The Fort Wayne Kiwanis Club has the corner on apple dumplings at the Johnny Appleseed Festival.
Saturday, Kiwanis president-elect Joe Henderson and his crew were dishing out the puffy treat at six bucks apiece, and today, he expects the lines to be just as long.
“We'll go through 4,000 today and 4,000 tomorrow,” said Henderson, dressed in a roomy, old-fashioned white shirt and straw hat. “People buy them and put them in the freezer.”
The two-day festival in its 46th year spreads over acres east of Memorial Coliseum and along the St. Joseph River. The event honors John Chapman, or Johnny Appleseed, who is said to have planted apple trees in Pennsylvania, West Virginia, Ohio, Indiana and Illinois in the early 1800s.
Potter John Platt III has been selling his distinctive blue and white pieces there since the beginning.
“He's one of the founders,” his daughter, Carol Platt, said at his vendor tent. There was a small festival held in 1975 for fourth graders studying Indiana history in the run-up to the nation's bicentennial, John Platt recalled. The next year, the event took off and continues to be run by an all-volunteer staff, according to its website.
Over two days, the festival attracts 250,000 people, and Platt said he believed this year “would probably beat all records.” The COVID-19 pandemic forced last year's event to be canceled.
Platt's blue-and-white pottery features a bird he patterned after artwork popular in the 1850s, the time the festival aims to represent. Vendors wear authentic-looking clothing and food is cooked in large cauldrons, while the Johnny Appleseed Park Campground is filled with folks reliving the American pioneer era. Pipes and drums and the occasional cannon can be heard throughout the grounds.
It was the first time Isaiah Curry, 14, had ever attended the festival. He was part of a serving crew with Boy Scout Troop 349 that sold stews and soups.
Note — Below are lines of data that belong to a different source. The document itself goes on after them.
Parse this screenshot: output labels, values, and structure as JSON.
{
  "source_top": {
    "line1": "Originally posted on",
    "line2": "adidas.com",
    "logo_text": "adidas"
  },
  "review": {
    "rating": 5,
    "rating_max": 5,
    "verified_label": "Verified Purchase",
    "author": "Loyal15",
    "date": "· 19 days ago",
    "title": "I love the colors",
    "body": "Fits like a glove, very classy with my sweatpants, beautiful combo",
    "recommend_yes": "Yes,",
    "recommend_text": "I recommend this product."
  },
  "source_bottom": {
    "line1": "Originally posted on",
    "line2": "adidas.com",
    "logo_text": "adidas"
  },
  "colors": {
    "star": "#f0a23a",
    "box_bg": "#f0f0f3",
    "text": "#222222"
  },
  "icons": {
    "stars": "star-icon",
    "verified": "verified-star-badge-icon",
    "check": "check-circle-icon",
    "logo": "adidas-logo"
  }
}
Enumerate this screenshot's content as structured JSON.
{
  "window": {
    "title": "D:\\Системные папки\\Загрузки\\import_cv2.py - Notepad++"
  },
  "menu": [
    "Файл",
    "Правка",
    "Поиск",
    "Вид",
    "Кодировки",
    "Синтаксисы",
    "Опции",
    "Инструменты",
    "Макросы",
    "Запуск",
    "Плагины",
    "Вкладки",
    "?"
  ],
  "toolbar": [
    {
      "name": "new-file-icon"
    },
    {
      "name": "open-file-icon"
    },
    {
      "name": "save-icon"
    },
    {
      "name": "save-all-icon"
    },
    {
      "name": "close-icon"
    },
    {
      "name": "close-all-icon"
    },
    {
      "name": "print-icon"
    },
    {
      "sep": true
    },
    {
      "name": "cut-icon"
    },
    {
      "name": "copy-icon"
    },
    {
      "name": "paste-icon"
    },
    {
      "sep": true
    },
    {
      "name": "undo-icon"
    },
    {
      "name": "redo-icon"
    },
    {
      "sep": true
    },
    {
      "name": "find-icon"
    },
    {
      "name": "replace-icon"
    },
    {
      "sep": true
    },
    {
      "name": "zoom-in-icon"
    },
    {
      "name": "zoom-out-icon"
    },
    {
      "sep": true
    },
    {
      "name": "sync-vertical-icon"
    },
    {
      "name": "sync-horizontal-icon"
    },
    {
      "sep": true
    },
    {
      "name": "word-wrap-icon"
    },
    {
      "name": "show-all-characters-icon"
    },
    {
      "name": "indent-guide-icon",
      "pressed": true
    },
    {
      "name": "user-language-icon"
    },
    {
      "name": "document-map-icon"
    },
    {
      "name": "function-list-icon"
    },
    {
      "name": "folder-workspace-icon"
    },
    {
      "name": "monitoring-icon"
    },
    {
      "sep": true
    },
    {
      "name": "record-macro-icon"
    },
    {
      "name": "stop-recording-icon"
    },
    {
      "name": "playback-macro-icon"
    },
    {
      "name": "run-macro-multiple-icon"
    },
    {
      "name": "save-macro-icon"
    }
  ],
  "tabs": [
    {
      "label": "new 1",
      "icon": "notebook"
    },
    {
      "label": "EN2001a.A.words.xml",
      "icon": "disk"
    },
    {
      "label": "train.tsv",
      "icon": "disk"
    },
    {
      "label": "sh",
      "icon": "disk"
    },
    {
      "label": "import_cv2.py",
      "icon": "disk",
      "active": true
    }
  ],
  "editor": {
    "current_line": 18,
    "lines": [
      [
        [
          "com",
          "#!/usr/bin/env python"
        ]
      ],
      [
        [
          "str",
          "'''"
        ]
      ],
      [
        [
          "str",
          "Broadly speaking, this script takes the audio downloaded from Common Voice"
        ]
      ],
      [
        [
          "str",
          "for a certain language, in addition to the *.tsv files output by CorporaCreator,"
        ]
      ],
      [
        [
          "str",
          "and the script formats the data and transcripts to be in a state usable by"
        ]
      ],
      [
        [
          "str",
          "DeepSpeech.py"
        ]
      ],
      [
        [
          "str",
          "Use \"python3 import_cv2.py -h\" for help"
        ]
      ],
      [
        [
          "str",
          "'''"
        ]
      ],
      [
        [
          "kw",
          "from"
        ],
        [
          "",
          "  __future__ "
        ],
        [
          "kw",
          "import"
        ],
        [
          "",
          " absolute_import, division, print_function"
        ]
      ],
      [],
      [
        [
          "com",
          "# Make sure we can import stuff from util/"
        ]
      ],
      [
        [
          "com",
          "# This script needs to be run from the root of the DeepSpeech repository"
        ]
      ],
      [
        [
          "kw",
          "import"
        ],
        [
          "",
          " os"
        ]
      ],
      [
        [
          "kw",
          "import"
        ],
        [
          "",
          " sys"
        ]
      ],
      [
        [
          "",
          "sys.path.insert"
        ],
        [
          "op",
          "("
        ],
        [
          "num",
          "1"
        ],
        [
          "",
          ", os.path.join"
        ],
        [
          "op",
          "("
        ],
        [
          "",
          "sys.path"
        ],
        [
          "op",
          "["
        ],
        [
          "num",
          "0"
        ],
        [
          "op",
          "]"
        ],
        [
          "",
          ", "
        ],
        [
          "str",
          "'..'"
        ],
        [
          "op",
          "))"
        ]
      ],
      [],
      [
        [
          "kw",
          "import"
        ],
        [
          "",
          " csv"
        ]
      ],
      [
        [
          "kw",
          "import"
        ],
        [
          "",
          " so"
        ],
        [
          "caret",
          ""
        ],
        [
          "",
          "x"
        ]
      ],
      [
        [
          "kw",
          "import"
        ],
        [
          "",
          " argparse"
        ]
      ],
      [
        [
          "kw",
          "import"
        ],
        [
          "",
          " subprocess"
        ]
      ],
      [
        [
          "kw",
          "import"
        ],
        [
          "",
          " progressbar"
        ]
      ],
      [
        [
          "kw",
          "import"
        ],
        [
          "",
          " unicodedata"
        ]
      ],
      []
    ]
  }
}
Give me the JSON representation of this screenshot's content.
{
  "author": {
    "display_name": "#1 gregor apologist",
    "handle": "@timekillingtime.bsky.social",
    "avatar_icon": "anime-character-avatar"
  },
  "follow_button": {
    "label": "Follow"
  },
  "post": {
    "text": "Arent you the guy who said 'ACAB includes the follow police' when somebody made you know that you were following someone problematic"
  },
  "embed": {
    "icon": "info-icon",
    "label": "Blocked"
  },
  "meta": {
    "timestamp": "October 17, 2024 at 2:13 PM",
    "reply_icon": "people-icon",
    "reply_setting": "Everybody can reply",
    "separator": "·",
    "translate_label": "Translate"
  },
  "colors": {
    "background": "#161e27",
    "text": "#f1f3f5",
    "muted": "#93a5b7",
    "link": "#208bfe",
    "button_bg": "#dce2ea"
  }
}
His mother, Holly Kelly-Curry, got an apple dumpling from Fort Wayne Kiwanis while his father, Tommy Curry, appeared with an apple crisp from the other side of the festival. Isaiah and his brother Hayden Kelly, 15, tried other fares.
Curry called the festival “very inclusive” and was happy to see a more diverse crowd than he expected. Isaiah decided it was a “very fun experience,” and was interested in the metal-working demonstrators and the forge.
The festival features crafters, demonstrators, food vendors, a farmer's market and open-air entertainment.
The festival continues from 10 a.m. to 5 p.m. today.